◆ TASK TO COMPLETE:
Reprint all of the data below exactly as shown and skip every image.

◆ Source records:
++++
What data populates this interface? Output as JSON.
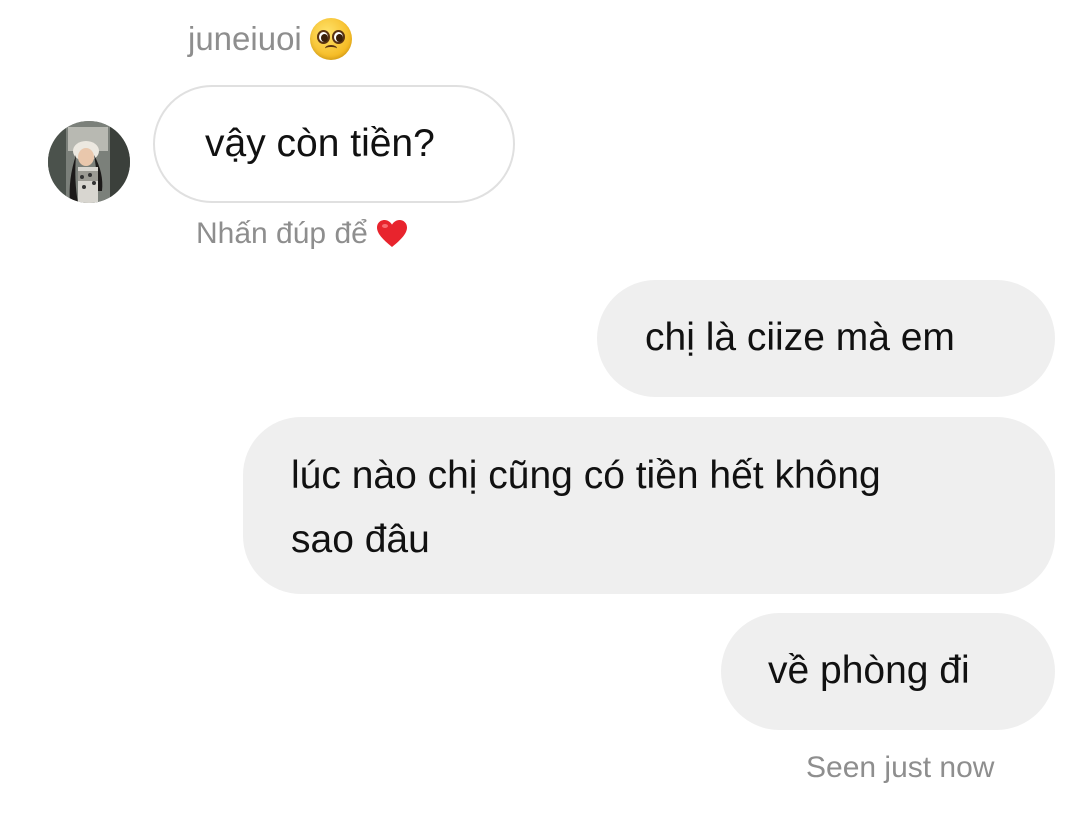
{
  "thread": {
    "sender_name": "juneiuoi",
    "sender_emoji": "🥺",
    "incoming_message": "vậy còn tiền?",
    "reaction_hint": "Nhấn đúp để",
    "reaction_icon": "heart-icon",
    "outgoing_messages": [
      {
        "lines": [
          "chị là ciize mà em"
        ]
      },
      {
        "lines": [
          "lúc nào chị cũng có tiền hết không",
          "sao đâu"
        ]
      },
      {
        "lines": [
          "về phòng đi"
        ]
      }
    ],
    "status": "Seen just now"
  },
  "colors": {
    "outgoing_bubble": "#efefef",
    "incoming_bubble_border": "#e0e0e0",
    "meta_text": "#8e8e8e",
    "heart": "#e8242d"
  }
}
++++
◆ EXERCISE RESULT:
What data populates this interface? Output as JSON.
{
  "thread": {
    "sender_name": "juneiuoi",
    "sender_emoji": "🥺",
    "incoming_message": "vậy còn tiền?",
    "reaction_hint": "Nhấn đúp để",
    "reaction_icon": "heart-icon",
    "outgoing_messages": [
      {
        "lines": [
          "chị là ciize mà em"
        ]
      },
      {
        "lines": [
          "lúc nào chị cũng có tiền hết không",
          "sao đâu"
        ]
      },
      {
        "lines": [
          "về phòng đi"
        ]
      }
    ],
    "status": "Seen just now"
  },
  "colors": {
    "outgoing_bubble": "#efefef",
    "incoming_bubble_border": "#e0e0e0",
    "meta_text": "#8e8e8e",
    "heart": "#e8242d"
  }
}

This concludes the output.